"Barack believes that we must fight for the world as it should be, a world where together we work to reverse discriminatory laws," she said at a Manhattan fundraiser for the Democratic National Committee's Gay and Lesbian Leadership Council.
Michelle Obama also drew a connection between the struggles for gay rights and civil rights.
"We are all only here because of those who marched and bled and died, from Selma to Stonewall, in the pursuit of a more perfect union," she said at the event, held days before the anniversary of the 1969 Stonewall riots between gays and New York police, and the city's annual gay pride parade.
"The world as it is should be one that rejects discrimination of all kinds," she said.

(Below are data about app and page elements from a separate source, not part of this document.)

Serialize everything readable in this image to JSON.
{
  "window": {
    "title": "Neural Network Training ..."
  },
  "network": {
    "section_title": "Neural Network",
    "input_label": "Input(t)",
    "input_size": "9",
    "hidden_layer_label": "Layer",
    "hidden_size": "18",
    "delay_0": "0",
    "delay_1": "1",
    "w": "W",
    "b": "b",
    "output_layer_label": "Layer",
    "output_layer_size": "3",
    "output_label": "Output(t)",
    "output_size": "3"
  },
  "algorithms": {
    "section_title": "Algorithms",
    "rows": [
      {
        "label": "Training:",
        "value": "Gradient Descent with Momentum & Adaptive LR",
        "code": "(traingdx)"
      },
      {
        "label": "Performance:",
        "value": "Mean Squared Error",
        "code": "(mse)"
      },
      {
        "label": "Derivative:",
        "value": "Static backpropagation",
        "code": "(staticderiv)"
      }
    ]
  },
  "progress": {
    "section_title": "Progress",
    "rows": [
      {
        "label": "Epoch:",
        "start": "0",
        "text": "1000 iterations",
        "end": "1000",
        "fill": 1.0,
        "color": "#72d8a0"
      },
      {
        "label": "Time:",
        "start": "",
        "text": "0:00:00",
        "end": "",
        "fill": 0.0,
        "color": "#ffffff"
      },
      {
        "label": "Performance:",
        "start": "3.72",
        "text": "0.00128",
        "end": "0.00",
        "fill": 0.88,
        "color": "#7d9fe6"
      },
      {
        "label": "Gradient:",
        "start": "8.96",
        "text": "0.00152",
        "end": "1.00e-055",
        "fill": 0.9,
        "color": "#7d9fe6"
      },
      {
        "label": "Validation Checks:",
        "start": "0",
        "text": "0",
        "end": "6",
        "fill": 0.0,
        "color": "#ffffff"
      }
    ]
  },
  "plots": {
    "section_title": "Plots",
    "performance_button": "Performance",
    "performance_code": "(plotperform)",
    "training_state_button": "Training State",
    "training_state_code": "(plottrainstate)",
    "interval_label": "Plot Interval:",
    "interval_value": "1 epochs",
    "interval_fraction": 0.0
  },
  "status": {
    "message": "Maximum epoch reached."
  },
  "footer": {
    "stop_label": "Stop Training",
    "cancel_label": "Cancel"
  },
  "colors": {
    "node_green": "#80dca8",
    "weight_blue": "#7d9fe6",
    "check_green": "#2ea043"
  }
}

Now, since I was born in the Soviet Union and I was abused for it all growing up in America, racism and bigotry are two things that really get under my skin. Still, comparing and equating the civil rights movement with equality for gays and lesbians is a dicey proposition that opens up all sorts of Pandora's boxes.
First, unlike women, African Americans and other minorities, homosexuality is a behavior. If that is protected, then I want protection for being loud, since I have that tendency. When someone says they want behavior to have equal protection, I ask under what circumstances.
The bottom line is that the homosexual lifestyle is inherently unequal. Children cannot be created through homosexual relationships, and this makes them inherently unequal. Generally, when someone says homosexuality equality they mean on marriage. Of course, you can't have equality on two lifestyles that are inherently unequal. Furthermore, if the gay lifestyle is treated equally, then it can also naturally lead to having it given equal treatment in education. It is this sort of political correctness that has spawned an explosion of schools that insist on teaching their students about the gay lifestyle equally.
Equality could also be applied to the workplace, lodging and in school. Laws like ENDA attempt to create such equality.
The Employment Non-Discrimination Act (ENDA), is a proposed U.S. federal law that would prohibit discrimination against employees on the basis of sexual orientation
While the first bill on the subject of sexual orientation discrimination was introduced in Congress in 1974, the first bill using the current title of "Employment Non-Discrimination Act" was introduced in 1996, failing in the Senate by a 49-50 vote.
The most recent version of the bill, introduced by Representative Frank, no longer includes language regarding protections for transgender people and has been protested by many LGBT rights organizations in the United States, with the exception of the Human Rights Campaign.
Laws like ENDA are, in my opinion, well meaning and compassionate but also misguided. The reality is that sexuality is a private matter. It has no place in the workplace or any other public forum. It is no less appropriate for a heterosexual to flaunt their sexuality than it is for a homosexual to do it. A homosexual only needs protection if they are flaunting their sexuality inappropriately. Thus, protection to homosexuals in the workplace creates protections for publicizing a private act.
On many levels there are parallels between the bigotry that many minorities went through and the bigotry that homosexuals continue to go through. While I am sympathetic to their plight, I don't believe the answer is to legislate equality. Once behavior and especially sexuality is all given equal treatment, then we are ignoring the inherent inequality in the behavior. Furthermore, it opens up a Pandora's box to protect all sorts of behavior.
I think it is a noble goal to have a society where everyone is treated equally, no matter their sexual orientation, however when a politician makes equality of sexuality a platform, I am concerned by what specifically that means.